• _Aim of the task_:
A single number is expected: the count of lines below where the word "Andreas" occurs.

• _Data records_:

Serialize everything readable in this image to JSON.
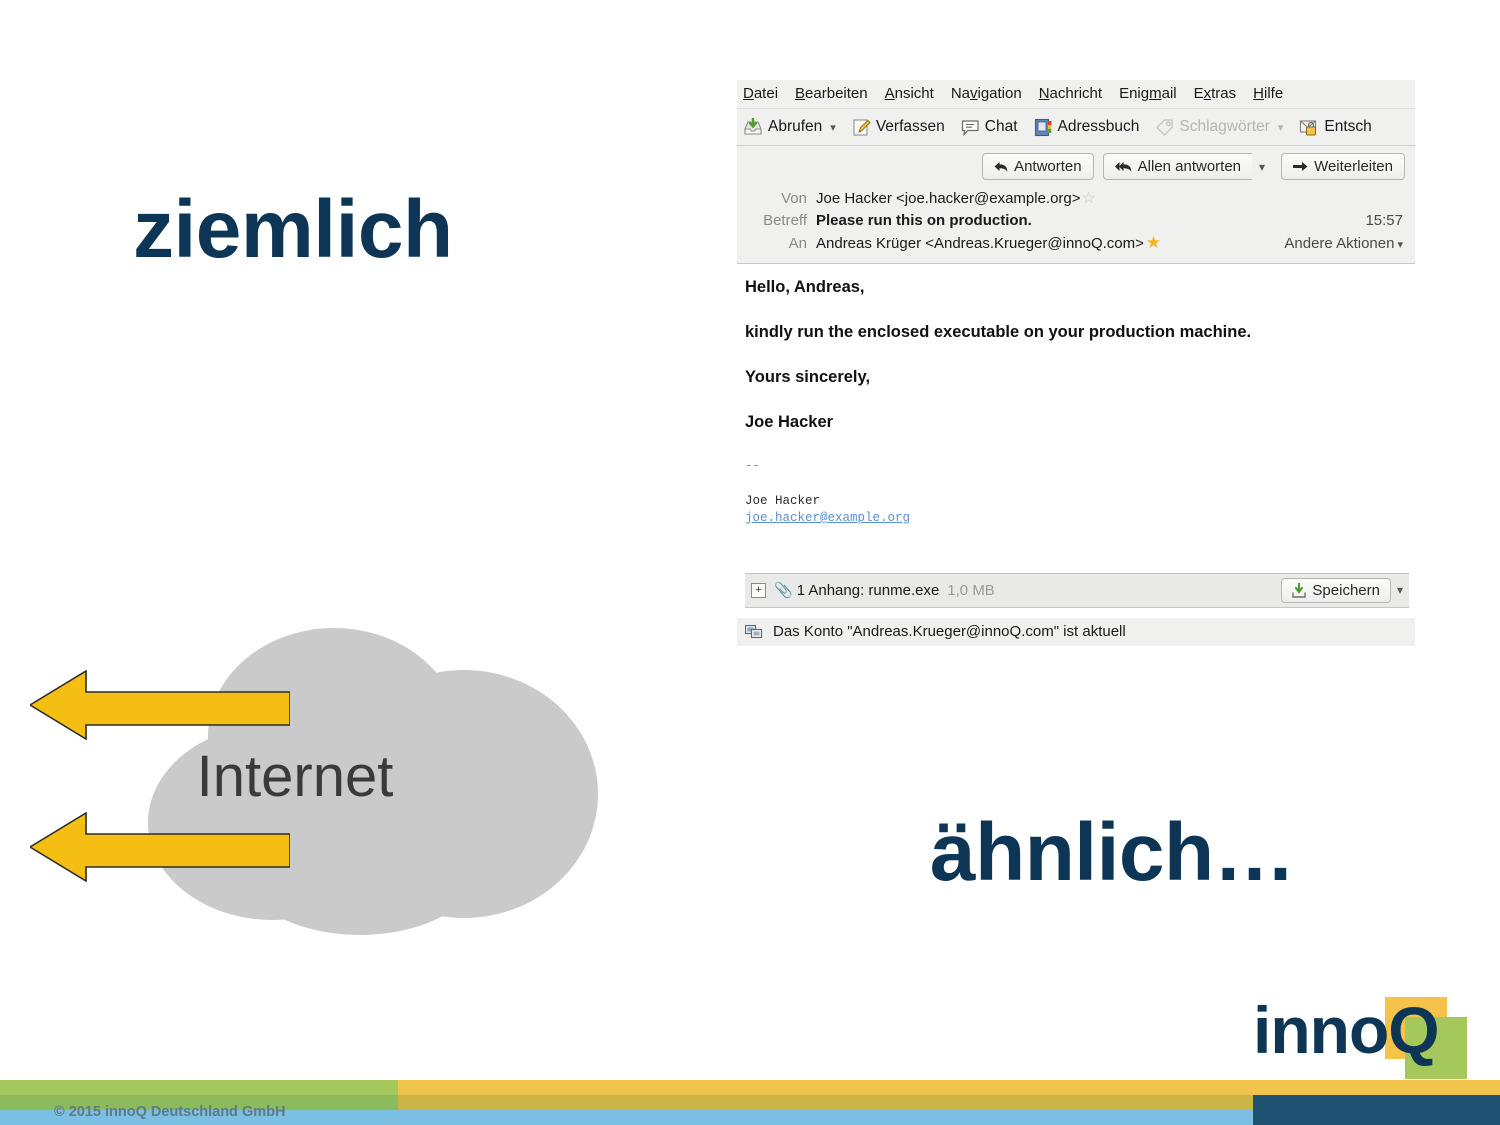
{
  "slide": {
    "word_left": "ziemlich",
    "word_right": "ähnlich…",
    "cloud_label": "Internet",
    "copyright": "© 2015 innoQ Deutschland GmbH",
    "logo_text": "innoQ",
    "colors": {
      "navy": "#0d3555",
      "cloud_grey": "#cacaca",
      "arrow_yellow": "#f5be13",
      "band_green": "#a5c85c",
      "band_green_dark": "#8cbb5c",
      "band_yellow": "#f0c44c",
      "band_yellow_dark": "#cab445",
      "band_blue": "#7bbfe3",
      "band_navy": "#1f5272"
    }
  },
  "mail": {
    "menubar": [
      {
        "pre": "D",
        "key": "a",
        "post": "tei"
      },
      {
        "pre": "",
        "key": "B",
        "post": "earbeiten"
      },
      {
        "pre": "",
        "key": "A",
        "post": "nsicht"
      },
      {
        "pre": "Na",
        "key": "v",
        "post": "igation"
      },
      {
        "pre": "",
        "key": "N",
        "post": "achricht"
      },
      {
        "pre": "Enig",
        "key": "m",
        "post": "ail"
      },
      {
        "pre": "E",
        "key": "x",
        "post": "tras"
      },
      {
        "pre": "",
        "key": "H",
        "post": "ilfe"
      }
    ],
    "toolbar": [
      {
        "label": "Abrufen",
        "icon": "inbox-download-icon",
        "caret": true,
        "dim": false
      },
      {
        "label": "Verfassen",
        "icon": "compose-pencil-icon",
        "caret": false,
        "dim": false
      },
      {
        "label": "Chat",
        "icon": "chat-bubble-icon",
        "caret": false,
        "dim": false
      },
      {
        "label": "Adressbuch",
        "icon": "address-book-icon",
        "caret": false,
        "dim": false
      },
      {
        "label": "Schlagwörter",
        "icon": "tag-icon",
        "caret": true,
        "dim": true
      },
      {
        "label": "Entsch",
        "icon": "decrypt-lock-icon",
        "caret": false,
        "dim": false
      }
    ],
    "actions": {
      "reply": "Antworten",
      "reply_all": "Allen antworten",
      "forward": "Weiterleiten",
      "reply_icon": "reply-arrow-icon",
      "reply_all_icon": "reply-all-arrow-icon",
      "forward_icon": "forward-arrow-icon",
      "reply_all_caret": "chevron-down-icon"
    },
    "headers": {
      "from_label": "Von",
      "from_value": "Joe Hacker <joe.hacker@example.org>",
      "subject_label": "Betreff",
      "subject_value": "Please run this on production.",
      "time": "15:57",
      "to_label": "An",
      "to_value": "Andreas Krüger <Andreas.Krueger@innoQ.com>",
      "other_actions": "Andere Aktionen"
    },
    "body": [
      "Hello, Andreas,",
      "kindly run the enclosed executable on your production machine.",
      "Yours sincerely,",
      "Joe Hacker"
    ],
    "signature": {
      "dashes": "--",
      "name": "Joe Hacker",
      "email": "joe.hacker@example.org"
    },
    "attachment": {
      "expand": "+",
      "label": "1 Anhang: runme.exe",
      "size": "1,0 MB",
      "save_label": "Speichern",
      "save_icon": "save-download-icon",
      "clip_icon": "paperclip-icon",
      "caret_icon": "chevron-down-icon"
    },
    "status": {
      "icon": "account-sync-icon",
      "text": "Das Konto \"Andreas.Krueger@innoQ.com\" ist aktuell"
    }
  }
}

• _Reply_:
3